Your objective: Search the records for lines that contain the word "http". Copy them all.

[Material to process — start]

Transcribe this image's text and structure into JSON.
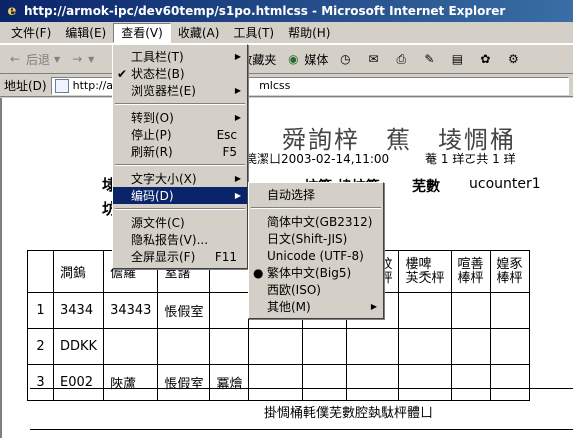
{
  "window": {
    "title": "http://armok-ipc/dev60temp/s1po.htmlcss - Microsoft Internet Explorer"
  },
  "menubar": [
    {
      "label": "文件(F)"
    },
    {
      "label": "编辑(E)"
    },
    {
      "label": "查看(V)"
    },
    {
      "label": "收藏(A)"
    },
    {
      "label": "工具(T)"
    },
    {
      "label": "帮助(H)"
    }
  ],
  "toolbar": {
    "back_label": "后退",
    "favorites_label": "收藏夹",
    "media_label": "媒体"
  },
  "address": {
    "label": "地址(D)",
    "url_left": "http://a",
    "url_right": "mlcss"
  },
  "view_menu": {
    "items": [
      {
        "label": "工具栏(T)",
        "arrow": true
      },
      {
        "label": "状态栏(B)",
        "checked": true
      },
      {
        "label": "浏览器栏(E)",
        "arrow": true
      },
      {
        "label": "转到(O)",
        "arrow": true
      },
      {
        "label": "停止(P)",
        "shortcut": "Esc"
      },
      {
        "label": "刷新(R)",
        "shortcut": "F5"
      },
      {
        "label": "文字大小(X)",
        "arrow": true
      },
      {
        "label": "编码(D)",
        "arrow": true,
        "highlighted": true
      },
      {
        "label": "源文件(C)"
      },
      {
        "label": "隐私报告(V)..."
      },
      {
        "label": "全屏显示(F)",
        "shortcut": "F11"
      }
    ]
  },
  "encoding_menu": {
    "items": [
      {
        "label": "自动选择"
      },
      {
        "label": "简体中文(GB2312)"
      },
      {
        "label": "日文(Shift-JIS)"
      },
      {
        "label": "Unicode (UTF-8)"
      },
      {
        "label": "繁体中文(Big5)",
        "selected": true
      },
      {
        "label": "西欧(ISO)"
      },
      {
        "label": "其他(M)",
        "arrow": true
      }
    ]
  },
  "report": {
    "title": "舜詢梓　蕉　堎惆桶",
    "subtitle_prefix": "笢潔ㄩ",
    "date": "2003-02-14,11:00",
    "subtitle_right": "菴 1 珜ㄛ共 1 珜",
    "label_a": "埭",
    "label_b": "坊",
    "label_mid": "坊篚:埭坊篚",
    "label_count": "芜數",
    "counter": "ucounter1",
    "table": {
      "header": [
        "澗鎢",
        "儋蘿",
        "窒藷",
        "",
        "",
        "",
        "頗嗟妏\n蹈蛻枰",
        "樓啤\n芵秂枰",
        "喧善\n棒枰",
        "媓豖\n棒枰"
      ],
      "rows": [
        {
          "num": "1",
          "cells": [
            "3434",
            "34343",
            "悵假室"
          ]
        },
        {
          "num": "2",
          "cells": [
            "DDKK",
            "",
            ""
          ]
        },
        {
          "num": "3",
          "cells": [
            "E002",
            "陜蘆",
            "悵假室",
            "冪燴"
          ]
        }
      ]
    },
    "footer": "掛惆桶軞僕芜數腔埶駄枰體ㄩ"
  }
}
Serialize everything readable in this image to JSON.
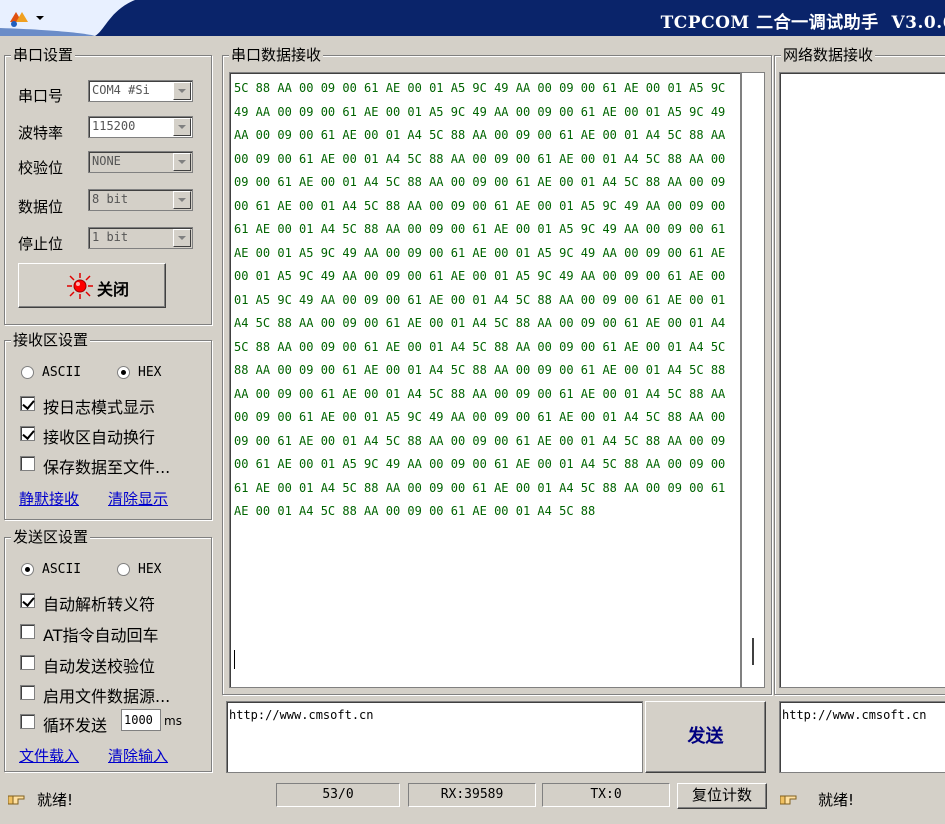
{
  "window": {
    "title": "TCPCOM 二合一调试助手  V3.0.6"
  },
  "serial_settings": {
    "group_title": "串口设置",
    "port": {
      "label": "串口号",
      "value": "COM4 #Si"
    },
    "baud": {
      "label": "波特率",
      "value": "115200"
    },
    "parity": {
      "label": "校验位",
      "value": "NONE"
    },
    "data_bits": {
      "label": "数据位",
      "value": "8 bit"
    },
    "stop_bits": {
      "label": "停止位",
      "value": "1 bit"
    },
    "open_close_button": "关闭"
  },
  "receive_settings": {
    "group_title": "接收区设置",
    "ascii_label": "ASCII",
    "hex_label": "HEX",
    "selected_mode": "HEX",
    "log_mode": {
      "label": "按日志模式显示",
      "checked": true
    },
    "auto_wrap": {
      "label": "接收区自动换行",
      "checked": true
    },
    "save_to_file": {
      "label": "保存数据至文件...",
      "checked": false
    },
    "silent_receive_link": "静默接收",
    "clear_display_link": "清除显示"
  },
  "send_settings": {
    "group_title": "发送区设置",
    "ascii_label": "ASCII",
    "hex_label": "HEX",
    "selected_mode": "ASCII",
    "auto_escape": {
      "label": "自动解析转义符",
      "checked": true
    },
    "at_auto_enter": {
      "label": "AT指令自动回车",
      "checked": false
    },
    "auto_checksum": {
      "label": "自动发送校验位",
      "checked": false
    },
    "file_data_source": {
      "label": "启用文件数据源...",
      "checked": false
    },
    "loop_send": {
      "label": "循环发送",
      "checked": false,
      "interval": "1000",
      "unit": "ms"
    },
    "load_file_link": "文件载入",
    "clear_input_link": "清除输入"
  },
  "serial_receive": {
    "group_title": "串口数据接收",
    "content": "5C 88 AA 00 09 00 61 AE 00 01 A5 9C 49 AA 00 09 00 61 AE 00 01 A5 9C 49 AA 00 09 00 61 AE 00 01 A5 9C 49 AA 00 09 00 61 AE 00 01 A5 9C 49 AA 00 09 00 61 AE 00 01 A4 5C 88 AA 00 09 00 61 AE 00 01 A4 5C 88 AA 00 09 00 61 AE 00 01 A4 5C 88 AA 00 09 00 61 AE 00 01 A4 5C 88 AA 00 09 00 61 AE 00 01 A4 5C 88 AA 00 09 00 61 AE 00 01 A4 5C 88 AA 00 09 00 61 AE 00 01 A4 5C 88 AA 00 09 00 61 AE 00 01 A5 9C 49 AA 00 09 00 61 AE 00 01 A4 5C 88 AA 00 09 00 61 AE 00 01 A5 9C 49 AA 00 09 00 61 AE 00 01 A5 9C 49 AA 00 09 00 61 AE 00 01 A5 9C 49 AA 00 09 00 61 AE 00 01 A5 9C 49 AA 00 09 00 61 AE 00 01 A5 9C 49 AA 00 09 00 61 AE 00 01 A5 9C 49 AA 00 09 00 61 AE 00 01 A4 5C 88 AA 00 09 00 61 AE 00 01 A4 5C 88 AA 00 09 00 61 AE 00 01 A4 5C 88 AA 00 09 00 61 AE 00 01 A4 5C 88 AA 00 09 00 61 AE 00 01 A4 5C 88 AA 00 09 00 61 AE 00 01 A4 5C 88 AA 00 09 00 61 AE 00 01 A4 5C 88 AA 00 09 00 61 AE 00 01 A4 5C 88 AA 00 09 00 61 AE 00 01 A4 5C 88 AA 00 09 00 61 AE 00 01 A4 5C 88 AA 00 09 00 61 AE 00 01 A5 9C 49 AA 00 09 00 61 AE 00 01 A4 5C 88 AA 00 09 00 61 AE 00 01 A4 5C 88 AA 00 09 00 61 AE 00 01 A4 5C 88 AA 00 09 00 61 AE 00 01 A5 9C 49 AA 00 09 00 61 AE 00 01 A4 5C 88 AA 00 09 00 61 AE 00 01 A4 5C 88 AA 00 09 00 61 AE 00 01 A4 5C 88 AA 00 09 00 61 AE 00 01 A4 5C 88 AA 00 09 00 61 AE 00 01 A4 5C 88"
  },
  "network_receive": {
    "group_title": "网络数据接收"
  },
  "send_area": {
    "text": "http://www.cmsoft.cn",
    "send_button": "发送"
  },
  "network_send": {
    "text": "http://www.cmsoft.cn"
  },
  "status": {
    "left_text": "就绪!",
    "count": "53/0",
    "rx": "RX:39589",
    "tx": "TX:0",
    "reset_button": "复位计数",
    "right_text": "就绪!"
  }
}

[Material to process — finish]

Output of the task:
    "title": "http://armok-ipc/dev60temp/s1po.htmlcss - Microsoft Internet Explorer"
    "url_left": "http://a",
    "text": "http://www.cmsoft.cn",
    "text": "http://www.cmsoft.cn"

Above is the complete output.